▸ **EXERCISE BRIEF**
Should any entry include an image, skip the image and copy the entry exactly.

--------------------

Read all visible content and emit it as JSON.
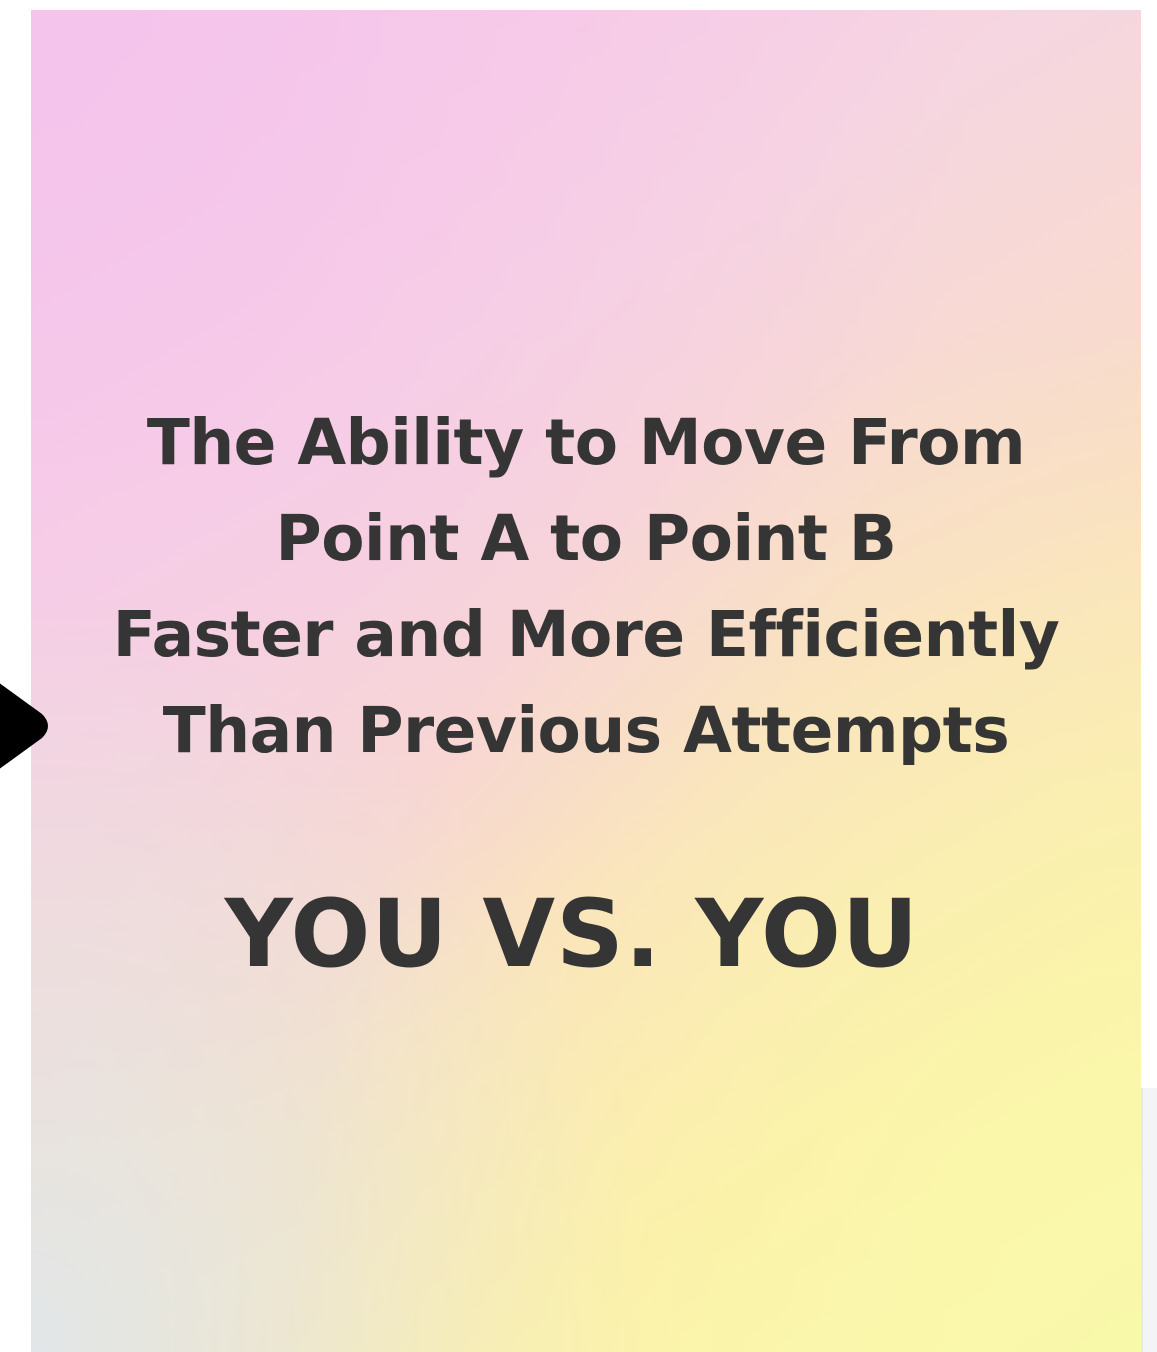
{
  "slide": {
    "subtitle_lines": [
      "The Ability to Move From",
      "Point A to Point B",
      "Faster and More Efficiently",
      "Than Previous Attempts"
    ],
    "headline": "YOU VS. YOU"
  },
  "controls": {
    "prev_arrow_icon": "play-right-icon"
  },
  "colors": {
    "text": "#353535",
    "gradient_top_left": "#f5c4ec",
    "gradient_bottom_right": "#f9f9aa"
  }
}
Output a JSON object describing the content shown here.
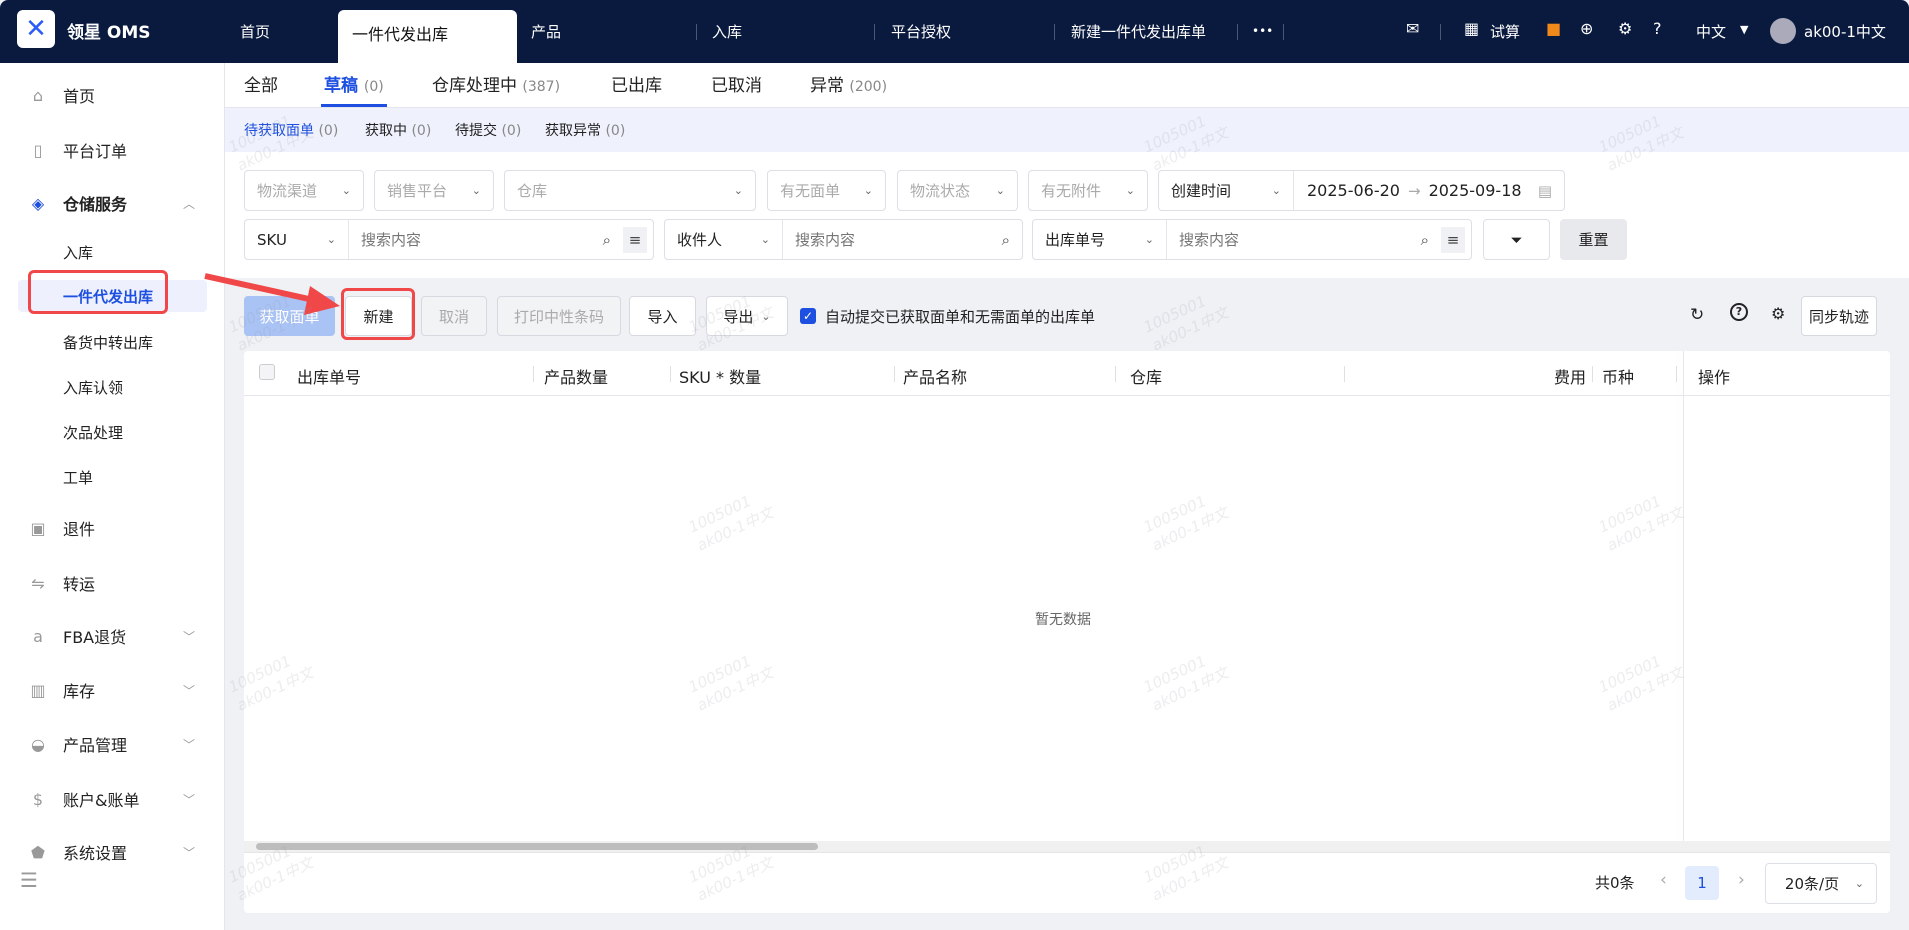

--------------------

▸ **OUTPUT BELOW**
Read all visible content and emit it as JSON.
{
  "slide": {
    "subtitle_lines": [
      "The Ability to Move From",
      "Point A to Point B",
      "Faster and More Efficiently",
      "Than Previous Attempts"
    ],
    "headline": "YOU VS. YOU"
  },
  "controls": {
    "prev_arrow_icon": "play-right-icon"
  },
  "colors": {
    "text": "#353535",
    "gradient_top_left": "#f5c4ec",
    "gradient_bottom_right": "#f9f9aa"
  }
}
Output a JSON object describing the content shown here.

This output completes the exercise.